"The big groups are generally well-advised, lawyered up. Their tax forms are artfully drawn," Ashby said. Smaller groups, he suggested, made a better target for the IRS.
"Many of them don't have counsel," he said. "They probably aren't well-advised."
Unlike candidates and super PACs, which must register quickly with the Federal Election Commission and regularly file financial disclosures, 501(c)(4) groups can operate for years while waiting for the IRS to recognize their tax status. Nor are they required to disclose their donors — one reason they appear to be the preferred vehicle for large, publicly traded corporations that seek to influence elections without identifying themselves.
The IRS recognizes at least 44,000 organizations as 501(c)(4) "social welfare" groups, according to public agency data. They include homeowners' associations, car shows and sports clubs, as well as grass-roots groups like the Sierra Club or the National Rifle Association, which register voters, lobby Congress and run campaign ads.
But it is not clear exactly how much such groups can spend on elections, thanks to decades' worth of vague and sometimes contradictory laws, regulations and court decisions.

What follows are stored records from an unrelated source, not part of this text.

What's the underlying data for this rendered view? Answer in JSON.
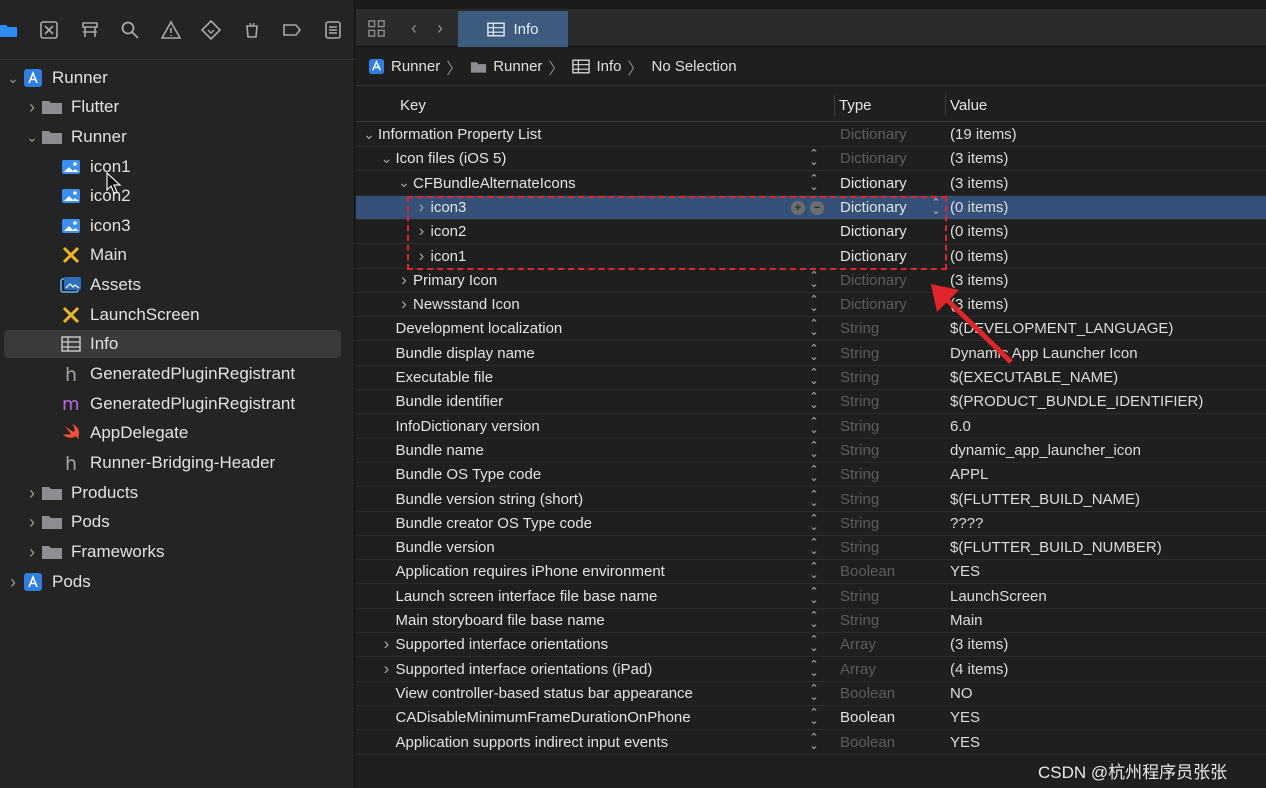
{
  "navigator": {
    "toolbar_icons": [
      "folder-icon",
      "source-control-icon",
      "hierarchy-icon",
      "search-icon",
      "warning-icon",
      "test-icon",
      "debug-icon",
      "breakpoint-icon",
      "report-icon"
    ],
    "items": [
      {
        "label": "Runner",
        "icon": "project-icon",
        "expanded": true
      },
      {
        "label": "Flutter",
        "icon": "folder-icon",
        "expanded": false
      },
      {
        "label": "Runner",
        "icon": "folder-icon",
        "expanded": true
      },
      {
        "label": "icon1",
        "icon": "image-icon"
      },
      {
        "label": "icon2",
        "icon": "image-icon"
      },
      {
        "label": "icon3",
        "icon": "image-icon"
      },
      {
        "label": "Main",
        "icon": "storyboard-icon"
      },
      {
        "label": "Assets",
        "icon": "asset-catalog-icon"
      },
      {
        "label": "LaunchScreen",
        "icon": "storyboard-icon"
      },
      {
        "label": "Info",
        "icon": "plist-icon",
        "selected": true
      },
      {
        "label": "GeneratedPluginRegistrant",
        "icon": "header-icon"
      },
      {
        "label": "GeneratedPluginRegistrant",
        "icon": "objc-file-icon"
      },
      {
        "label": "AppDelegate",
        "icon": "swift-icon"
      },
      {
        "label": "Runner-Bridging-Header",
        "icon": "header-icon"
      },
      {
        "label": "Products",
        "icon": "folder-icon",
        "expanded": false
      },
      {
        "label": "Pods",
        "icon": "folder-icon",
        "expanded": false
      },
      {
        "label": "Frameworks",
        "icon": "folder-icon",
        "expanded": false
      },
      {
        "label": "Pods",
        "icon": "project-icon",
        "expanded": false
      }
    ]
  },
  "tabbar": {
    "active_tab": "Info"
  },
  "jumpbar": {
    "crumbs": [
      "Runner",
      "Runner",
      "Info",
      "No Selection"
    ]
  },
  "plist": {
    "headers": {
      "key": "Key",
      "type": "Type",
      "value": "Value"
    },
    "rows": [
      {
        "key": "Information Property List",
        "type": "Dictionary",
        "value": "(19 items)",
        "type_dim": true,
        "disclosure": "down"
      },
      {
        "key": "Icon files (iOS 5)",
        "type": "Dictionary",
        "value": "(3 items)",
        "type_dim": true,
        "disclosure": "down"
      },
      {
        "key": "CFBundleAlternateIcons",
        "type": "Dictionary",
        "value": "(3 items)",
        "type_dim": false,
        "disclosure": "down"
      },
      {
        "key": "icon3",
        "type": "Dictionary",
        "value": "(0 items)",
        "type_dim": false,
        "disclosure": "right",
        "selected": true
      },
      {
        "key": "icon2",
        "type": "Dictionary",
        "value": "(0 items)",
        "type_dim": false,
        "disclosure": "right"
      },
      {
        "key": "icon1",
        "type": "Dictionary",
        "value": "(0 items)",
        "type_dim": false,
        "disclosure": "right"
      },
      {
        "key": "Primary Icon",
        "type": "Dictionary",
        "value": "(3 items)",
        "type_dim": true,
        "disclosure": "right"
      },
      {
        "key": "Newsstand Icon",
        "type": "Dictionary",
        "value": "(3 items)",
        "type_dim": true,
        "disclosure": "right"
      },
      {
        "key": "Development localization",
        "type": "String",
        "value": "$(DEVELOPMENT_LANGUAGE)",
        "type_dim": true
      },
      {
        "key": "Bundle display name",
        "type": "String",
        "value": "Dynamic App Launcher Icon",
        "type_dim": true
      },
      {
        "key": "Executable file",
        "type": "String",
        "value": "$(EXECUTABLE_NAME)",
        "type_dim": true
      },
      {
        "key": "Bundle identifier",
        "type": "String",
        "value": "$(PRODUCT_BUNDLE_IDENTIFIER)",
        "type_dim": true
      },
      {
        "key": "InfoDictionary version",
        "type": "String",
        "value": "6.0",
        "type_dim": true
      },
      {
        "key": "Bundle name",
        "type": "String",
        "value": "dynamic_app_launcher_icon",
        "type_dim": true
      },
      {
        "key": "Bundle OS Type code",
        "type": "String",
        "value": "APPL",
        "type_dim": true
      },
      {
        "key": "Bundle version string (short)",
        "type": "String",
        "value": "$(FLUTTER_BUILD_NAME)",
        "type_dim": true
      },
      {
        "key": "Bundle creator OS Type code",
        "type": "String",
        "value": "????",
        "type_dim": true
      },
      {
        "key": "Bundle version",
        "type": "String",
        "value": "$(FLUTTER_BUILD_NUMBER)",
        "type_dim": true
      },
      {
        "key": "Application requires iPhone environment",
        "type": "Boolean",
        "value": "YES",
        "type_dim": true
      },
      {
        "key": "Launch screen interface file base name",
        "type": "String",
        "value": "LaunchScreen",
        "type_dim": true
      },
      {
        "key": "Main storyboard file base name",
        "type": "String",
        "value": "Main",
        "type_dim": true
      },
      {
        "key": "Supported interface orientations",
        "type": "Array",
        "value": "(3 items)",
        "type_dim": true,
        "disclosure": "right"
      },
      {
        "key": "Supported interface orientations (iPad)",
        "type": "Array",
        "value": "(4 items)",
        "type_dim": true,
        "disclosure": "right"
      },
      {
        "key": "View controller-based status bar appearance",
        "type": "Boolean",
        "value": "NO",
        "type_dim": true
      },
      {
        "key": "CADisableMinimumFrameDurationOnPhone",
        "type": "Boolean",
        "value": "YES",
        "type_dim": false
      },
      {
        "key": "Application supports indirect input events",
        "type": "Boolean",
        "value": "YES",
        "type_dim": true
      }
    ]
  },
  "colors": {
    "accent": "#2f8cf5",
    "selection": "#35517a",
    "annotation": "#e0262b"
  },
  "watermark": "CSDN @杭州程序员张张"
}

The tax code states that 501(c)(4) groups must operate "exclusively" to promote social welfare, a category that excludes political spending. Some court decisions have interpreted that language to mean that a minimal amount of political spending would be permissible. But the IRS has for years maintained that groups meet that rule as long as they not "primarily engaged" involved in election work, a substantially different threshold.
Nowhere do the rules specify what "primarily engaged" means, though there are indications that the agency has begun to re-examine the question.
In March, the IRS began sending out questionnaires to roughly 1,300 tax-exempt organizations, including some 501(c)(4) groups, regarding their political, lobbying and other activities. The agency has said it is merely seeking a clearer picture of how tax-exempt groups operate to ensure better compliance.
But the ambiguity of existing rules has left a loophole, critics argue, through which has passed hundreds of millions of dollars worth of thinly disguised election spending. In 2011, the Campaign Legal Center and Democracy 21, another watchdog group, filed a petition with the IRS asking it to issue clearer regulations on political activity by tax-exempt groups and to sharply restrict their election spending.
Others echoed those calls on Monday, saying clearer standards would stem violations — while limiting the danger of capricious investigations.
"I think if there were clear standards that limited the political activities that (c)(4)'s could engage in, it would really make it easier for the IRS to enforce the law without having to resort to things like the name that an organization chooses," said Lisa Rosenberg, a lobbyist for the Sunlight Foundation, which advocates for government transparency.